It also won second place for best digital product in the Civil Service Awards 2017, which recognises excellence in the application of digital technology to solve a problem or make things better.
This service, which became available in all public prisons in England and Wales in November 2016, allows friends and families to send money to prisoners online - by bank transfer or debit card. Previously, they could only send money to a prisoner by posting cash, a cheque or a postal order to the prison so this new service brings with it advantages for the staff, the sender and the prisoners, all while saving the government £17 million (projected over 5 years).
For staff, the service frees up valuable time to focus on their main tasks of prison safety and offender rehabilitation. Now payments have a digital footprint, Prison Intelligence officers and police can accurately record cash movements, then investigate and crack down on criminal activity within the prison and outside.
For prisoners and their families, the service decreased processing times by 80% thereby getting money to prisoners in a faster, cheaper and more efficient way. This serves to enhance prisoner safety while saving the sender money.
Permanent Secretary Richard Heaton said of the new scheme: “We want to make it easier for friends, family and staff to complete the processes that are connected to receiving payments. This process should be easy and convenient to those involved. I am encouraged by the vast savings for not only the government but also for the senders so far and look forward to seeing this platform develop.”
Why is ‘Send money to someone in prison’ such an important service?
The service has been designed to do 3 important things:
- Save staff time, save government money
- Reduce levels of violence in prison
- Make it fast, easy and free for families and friends to send money to a prisoner
How does the service work?
There are 2 simple payment methods that senders can use easily from home - bank transfer or debit card. A sender can make a bank transfer from their mobile banking app, online banking or telephone banking. Using their debit card, senders can go to Send money to someone in prison to make an online transaction immediately.
The money reaches the prisoner in 3 working days or less, instead of 1-3 weeks.
GOV.UK Pay as the payment platform
The Prisoner Money team was the first government service to use GOV.UK Pay. In a full cross-governmental collaboration, we worked closely with GDS to ensure the integration of GOV.UK Pay in our service was as good as it could possibly be.
Adding up the benefits
How the digital service has performed
Reduced cost per transaction (projected over the next 5 years)
- Sending money before the digital service was £5.73 per transaction, now it’s heading towards £2.20
- £17m saved by government
- £9.7m saved by senders
Digital service uptake
- 63.5% of people sending money have used the service, more than 70% of them on their mobile phones
- 96.7% of users are completely satisfied with the service

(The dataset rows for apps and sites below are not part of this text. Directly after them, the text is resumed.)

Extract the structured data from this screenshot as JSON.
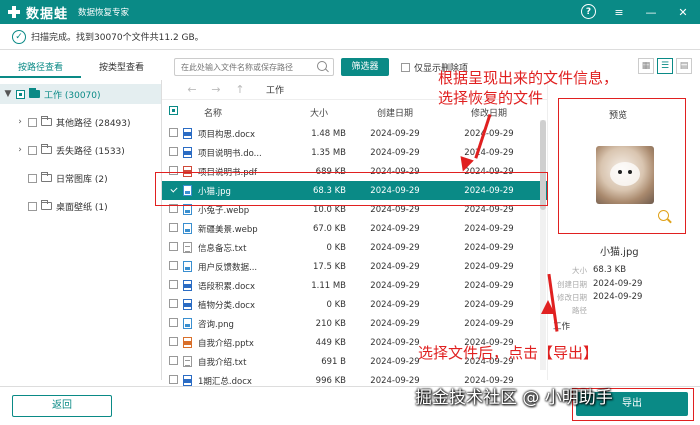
{
  "titlebar": {
    "app_name": "数据蛙",
    "subtitle": "数据恢复专家",
    "help_icon": "?",
    "menu_icon": "≡",
    "minimize_icon": "—",
    "close_icon": "✕"
  },
  "status": {
    "text": "扫描完成。找到30070个文件共11.2 GB。"
  },
  "tabs": {
    "by_path": "按路径查看",
    "by_type": "按类型查看"
  },
  "toolbar": {
    "search_placeholder": "在此处输入文件名称或保存路径",
    "filter_label": "筛选器",
    "only_deleted_label": "仅显示删除项",
    "view_grid_icon": "▦",
    "view_list_icon": "☰",
    "view_detail_icon": "▤"
  },
  "tree": [
    {
      "label": "工作 (30070)",
      "expander": "▼"
    },
    {
      "label": "其他路径 (28493)",
      "expander": "›"
    },
    {
      "label": "丢失路径 (1533)",
      "expander": "›"
    },
    {
      "label": "日常图库 (2)",
      "expander": ""
    },
    {
      "label": "桌面壁纸 (1)",
      "expander": ""
    }
  ],
  "nav": {
    "back_icon": "←",
    "forward_icon": "→",
    "up_icon": "↑",
    "crumb": "工作"
  },
  "table": {
    "headers": {
      "name": "名称",
      "size": "大小",
      "created": "创建日期",
      "modified": "修改日期"
    },
    "rows": [
      {
        "name": "项目构思.docx",
        "size": "1.48 MB",
        "created": "2024-09-29",
        "modified": "2024-09-29",
        "type": "doc"
      },
      {
        "name": "项目说明书.do...",
        "size": "1.35 MB",
        "created": "2024-09-29",
        "modified": "2024-09-29",
        "type": "doc"
      },
      {
        "name": "项目说明书.pdf",
        "size": "689 KB",
        "created": "2024-09-29",
        "modified": "2024-09-29",
        "type": "pdf"
      },
      {
        "name": "小猫.jpg",
        "size": "68.3 KB",
        "created": "2024-09-29",
        "modified": "2024-09-29",
        "type": "img"
      },
      {
        "name": "小兔子.webp",
        "size": "10.0 KB",
        "created": "2024-09-29",
        "modified": "2024-09-29",
        "type": "img"
      },
      {
        "name": "新疆美景.webp",
        "size": "67.0 KB",
        "created": "2024-09-29",
        "modified": "2024-09-29",
        "type": "img"
      },
      {
        "name": "信息备忘.txt",
        "size": "0 KB",
        "created": "2024-09-29",
        "modified": "2024-09-29",
        "type": "txt"
      },
      {
        "name": "用户反馈数据...",
        "size": "17.5 KB",
        "created": "2024-09-29",
        "modified": "2024-09-29",
        "type": "img"
      },
      {
        "name": "语段积累.docx",
        "size": "1.11 MB",
        "created": "2024-09-29",
        "modified": "2024-09-29",
        "type": "doc"
      },
      {
        "name": "植物分类.docx",
        "size": "0 KB",
        "created": "2024-09-29",
        "modified": "2024-09-29",
        "type": "doc"
      },
      {
        "name": "咨询.png",
        "size": "210 KB",
        "created": "2024-09-29",
        "modified": "2024-09-29",
        "type": "img"
      },
      {
        "name": "自我介绍.pptx",
        "size": "449 KB",
        "created": "2024-09-29",
        "modified": "2024-09-29",
        "type": "ppt"
      },
      {
        "name": "自我介绍.txt",
        "size": "691 B",
        "created": "2024-09-29",
        "modified": "2024-09-29",
        "type": "txt"
      },
      {
        "name": "1期汇总.docx",
        "size": "996 KB",
        "created": "2024-09-29",
        "modified": "2024-09-29",
        "type": "doc"
      }
    ]
  },
  "preview": {
    "title": "预览",
    "filename": "小猫.jpg",
    "meta": [
      {
        "k": "大小",
        "v": "68.3 KB"
      },
      {
        "k": "创建日期",
        "v": "2024-09-29"
      },
      {
        "k": "修改日期",
        "v": "2024-09-29"
      },
      {
        "k": "路径",
        "v": ""
      }
    ],
    "work": "工作"
  },
  "footer": {
    "back_label": "返回",
    "export_label": "导出"
  },
  "annotations": {
    "top": "根据呈现出来的文件信息，\n选择恢复的文件",
    "bottom": "选择文件后，点击【导出】",
    "watermark": "掘金技术社区 @ 小明助手"
  },
  "colors": {
    "accent": "#0a8a86",
    "annotation": "#e02020"
  }
}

- 92.5% of users completed the transaction (sent money successfully)
These figures are based on data collected from Nov 2016 to Sept 2017
Reduced government costs: We’re seeing reduced administration costs. Sending money by bank transfer or debit card has reduced the need for manual payment processing by prison staff. Alongside the service, we’ve developed a tool (the ‘digital cashbook’) for prison staff to use which makes the processing of bank transfers and debit cards simple and fast.

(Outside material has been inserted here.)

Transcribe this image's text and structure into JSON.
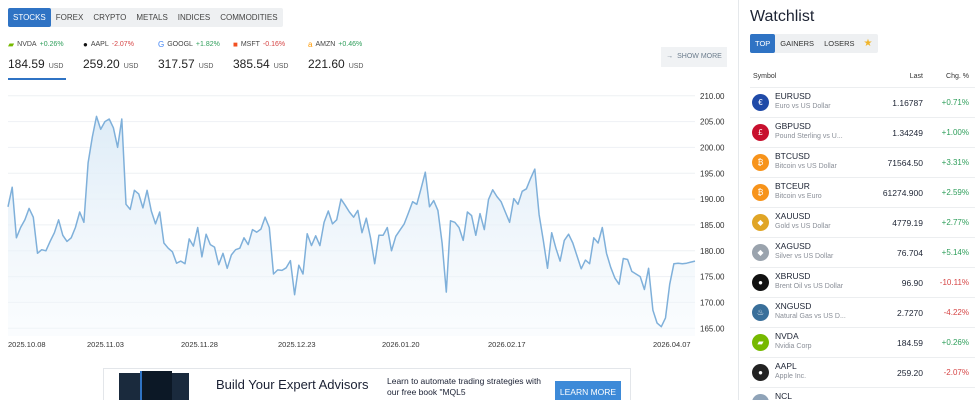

Improved staff efficiency: The service reduces the amount of admin, eg opening letters with money inside, dealing with postal orders and cheques. This frees up more time for staff to focus on their core responsibilities. It also informs Prison Intelligence officers about who sent money and who received it which they can use to investigate criminal activity within the prison and with the police.
Reduced levels of violence: Feedback from prison staff has revealed that levels of violence increase when prisoners’ money doesn’t reach them in time to buy items for that week. If their money is late, they can resort to borrowing money and/or items from other prisoners. This can lead to stress when the time comes to repay the money or give back the items.

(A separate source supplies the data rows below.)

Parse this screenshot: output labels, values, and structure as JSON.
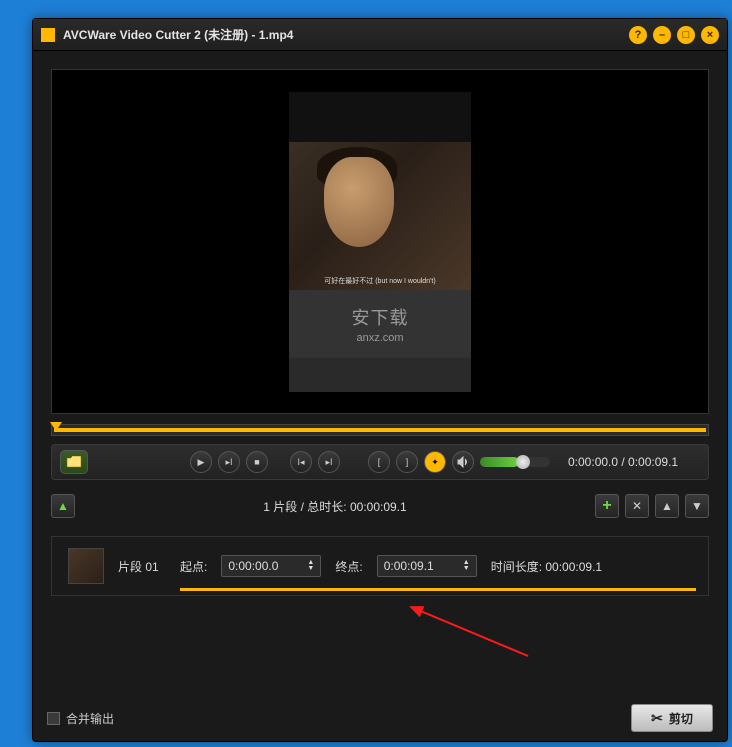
{
  "titlebar": {
    "title": "AVCWare Video Cutter 2 (未注册) - 1.mp4"
  },
  "preview": {
    "subtitle": "可好在最好不过\n(but now I wouldn't)",
    "watermark_big": "安下载",
    "watermark_small": "anxz.com"
  },
  "controls": {
    "time": "0:00:00.0 / 0:00:09.1"
  },
  "segment_header": {
    "info": "1 片段 / 总时长: 00:00:09.1"
  },
  "segment": {
    "name": "片段 01",
    "start_label": "起点:",
    "start_value": "0:00:00.0",
    "end_label": "终点:",
    "end_value": "0:00:09.1",
    "duration_label": "时间长度:",
    "duration_value": "00:00:09.1"
  },
  "bottom": {
    "merge_label": "合并输出",
    "cut_label": "剪切"
  }
}
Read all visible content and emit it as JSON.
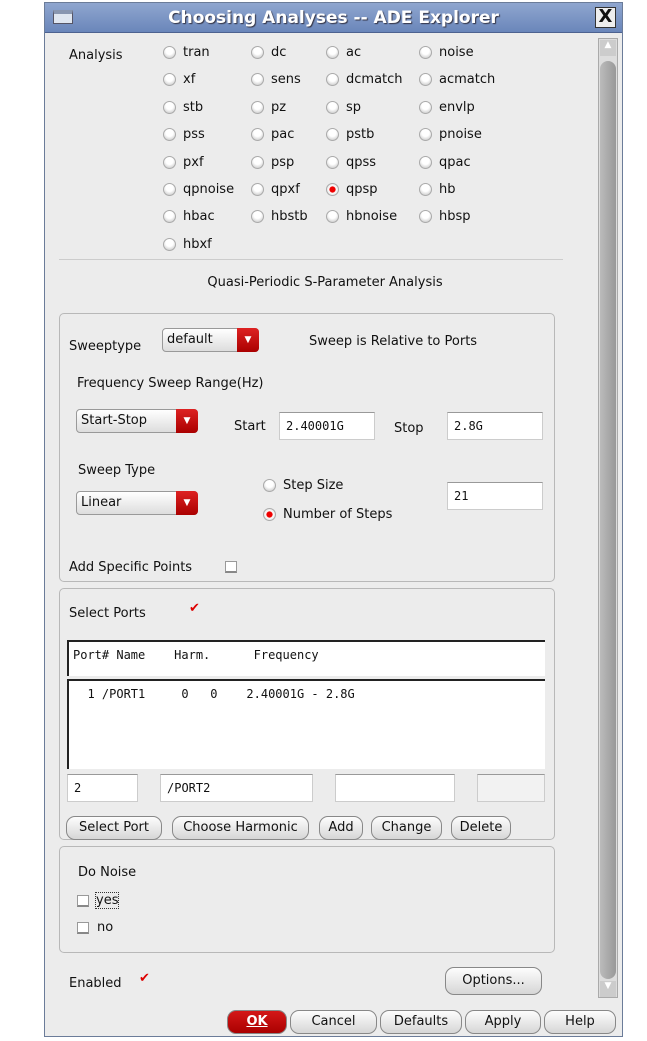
{
  "window": {
    "title": "Choosing Analyses -- ADE Explorer",
    "close": "X"
  },
  "analysis": {
    "label": "Analysis",
    "selected": "qpsp",
    "options": [
      "tran",
      "dc",
      "ac",
      "noise",
      "xf",
      "sens",
      "dcmatch",
      "acmatch",
      "stb",
      "pz",
      "sp",
      "envlp",
      "pss",
      "pac",
      "pstb",
      "pnoise",
      "pxf",
      "psp",
      "qpss",
      "qpac",
      "qpnoise",
      "qpxf",
      "qpsp",
      "hb",
      "hbac",
      "hbstb",
      "hbnoise",
      "hbsp",
      "hbxf"
    ]
  },
  "section_title": "Quasi-Periodic S-Parameter Analysis",
  "sweep": {
    "sweeptype_label": "Sweeptype",
    "sweeptype_value": "default",
    "relative_note": "Sweep is Relative to Ports",
    "range_label": "Frequency Sweep Range(Hz)",
    "range_mode": "Start-Stop",
    "start_label": "Start",
    "start_value": "2.40001G",
    "stop_label": "Stop",
    "stop_value": "2.8G",
    "type_label": "Sweep Type",
    "type_value": "Linear",
    "step_size_label": "Step Size",
    "num_steps_label": "Number of Steps",
    "num_steps_selected": true,
    "steps_value": "21",
    "add_points_label": "Add Specific Points",
    "add_points_checked": false
  },
  "ports": {
    "label": "Select Ports",
    "checked": true,
    "header": "Port# Name    Harm.      Frequency",
    "rows": [
      "  1 /PORT1     0   0    2.40001G - 2.8G"
    ],
    "entry_num": "2",
    "entry_name": "/PORT2",
    "entry_harm": "",
    "entry_freq": "",
    "buttons": [
      "Select Port",
      "Choose Harmonic",
      "Add",
      "Change",
      "Delete"
    ]
  },
  "noise": {
    "label": "Do Noise",
    "yes": "yes",
    "no": "no",
    "yes_checked": false,
    "no_checked": false
  },
  "enabled": {
    "label": "Enabled",
    "checked": true
  },
  "options_button": "Options...",
  "footer": {
    "ok": "OK",
    "cancel": "Cancel",
    "defaults": "Defaults",
    "apply": "Apply",
    "help": "Help"
  },
  "colors": {
    "accent": "#cc0000",
    "titlebar": "#7b94c4"
  }
}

Better settling in: When prisoners first get to prison, access to money in those first few days means they can phone friends and family to talk. This is an important factor in reducing anxiety, isolation and self-harm.
Free and easy for family and friends: Sending money to a prisoner is now as easy, cheap and effective as any other online transaction. Senders also get confirmation when their money has been credited into the prisoner’s account which gives them further peace of mind.
What next from the Prisoner Money service team?
At present, we’re doing further testing to iterate the existing service to ensure it’s as good as it can be.
We’re also running a pilot to improve ‘disbursements’ which is the money sent by prisoners to friends and family outside. And we think there are ways that ‘discharges’ - the money prisoners leave prison with - could be dealt with more efficiently using digital.
We’re also developing a way in which money can be paid in ‘over the counter’ at a post office. This is to assist senders with the service if they don’t have a bank account. This would make the service fully inclusive.
We hope this, and the other services we’re developing, will inspire similar innovations in digital government in the near future. Please get in touch if you have any questions or comments.
Want to work on things that matter? Find out more at MoJ Digital & Technology.